Levels of Collaboration between the Chair of CSR and Practitioners

Collaborations between the Chair of Corporate Social Responsible and practitioners from various comapnies and fields are highly welcome and have already proven to be fruitful and inspiring for both sides. 

As one type of collaboration, practitioners are invited to relay their experiences and insights to students via guest lectures. Moreover, practitioners may approach the Chair with topics that students can work on in the shape of a bachelor thesis or master thesis. In these cases, the Chair will provide the students with advice on scientific and administrative aspects, while practitioners provide access to real-life questions and data.

A highler level of involvement may include excursions and events that practitioners may offer in collaboration with the Chair of CSR to provide the students unique hands-on insights. Our students highly appreciate such opportunities to get in touch with companies and other organizsations and the Chair of CSR accordingly aims to make such events possible as part of or in addition to our regular teaching activities. Beyond teaching, practitioners can also get involved in our work by joining us in creating relevant and insightful book chapters, case studies, etc.

For practitioners that would like to receive deep insights and also have a larger impact on teaching and research in the field of CSR may also get involved in joint teaching or research projects. In order to further the creation and dissemination of knowledge in the area of CSR, such joint projects will be designed individually to address questions that are of interest both to science and to business.

If you are interested in any of these types of collaboration - or if you have any other ideas for cooperations - please don't hesitate to get in touch!

Partner Organizations

Possibilies and Opportunities of Cooperations

Examples of research collaborations:

  1. Research cooperation with a large international retailer: large-scale consumer panel including 240.000 customers to elicit consumer perceptions of the company‘s CSR activities over a period of one year (8 panel waves).
  2. Employee job satisfaction survey in cooperation with a large German healthcare provider with a focus on employees’ perceptions of the employer’s internal and external CSR activities.
  3. Research project on customer perceptions of CSR activities of a large European airline.

Ways to cooperate with us as a private business/NGO: There are multiple ways for companies and NGOs to partner with our chair. These collaborations benefit…

  1. Your company/NGO, looking for solutions to managerial problems relating to the topic of CSR/stakeholder management,
  2. The students at the University of Mannheim, seeking insights into real life CSR management, and
  3. Us as researchers, trying to find answers to theoretical puzzles.

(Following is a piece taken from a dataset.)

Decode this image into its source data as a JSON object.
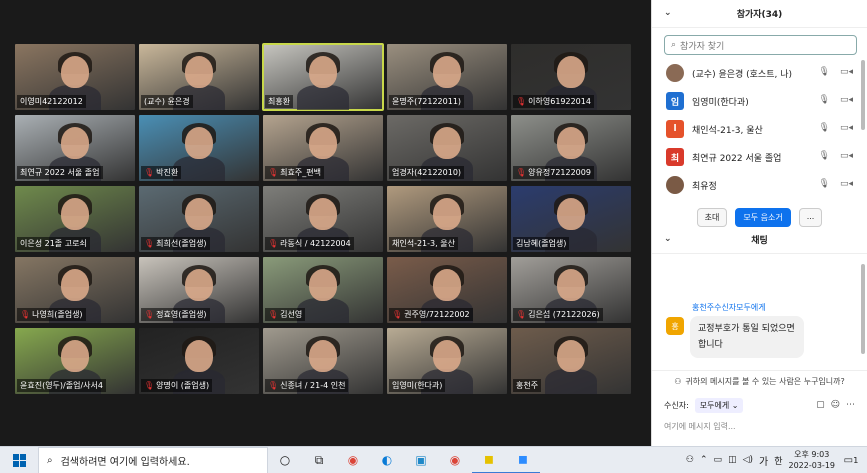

Typical ways to cooperate include but are not limited to:

  • Guest lectures
  • Bachelor and Master Theses
  • Internships
  • Seminars/ Case Studies
  • Joint research projects (surveys, field-experiments)

As you can see research and practice go hand in hand at the University of Mannheim, Business School (Fakultät BWL der Universität Mannheim). To see a short clip that further explains what makes the business school and its co-operations unique click Opens external link in new windowhere.

Please get in touch with us to discuss possibilities of partnering with us as a private business/NGO. We are looking forward to working together with you!

Research Award for Managerial Relevance

Together with colleagues Lars Lengler-Graiff and Prof. Dr. Jan Wieseke, Laura Marie Schons received the German Research Award for Managerial Relevance 2016.

Laura Marie Schons was awarded the German Science Award "Best Cooperation" for the cooperative project "Consumer Retailing Insights Panel (CRIP)". The starting point of her research was that private businesses are increasingly engaging in activities referred to as Corporate Social Responsibility (CSR) activities. However, day-to-day, managers face manifold unanswered questions concerning the right design and communication of their CSR engagements.

How should companies weigh the diverse and often conflicting expectations and claims of their company-internal and external stakeholder groups? Should they involve their stakeholders in CSR-related decisions or should they merely inform them about their CSR strategy? And more importantly: how should they talk about their good deeds?
For further information please refer to the press release: Opens external link in new windowgerman version and Opens external link in new windowenglish version.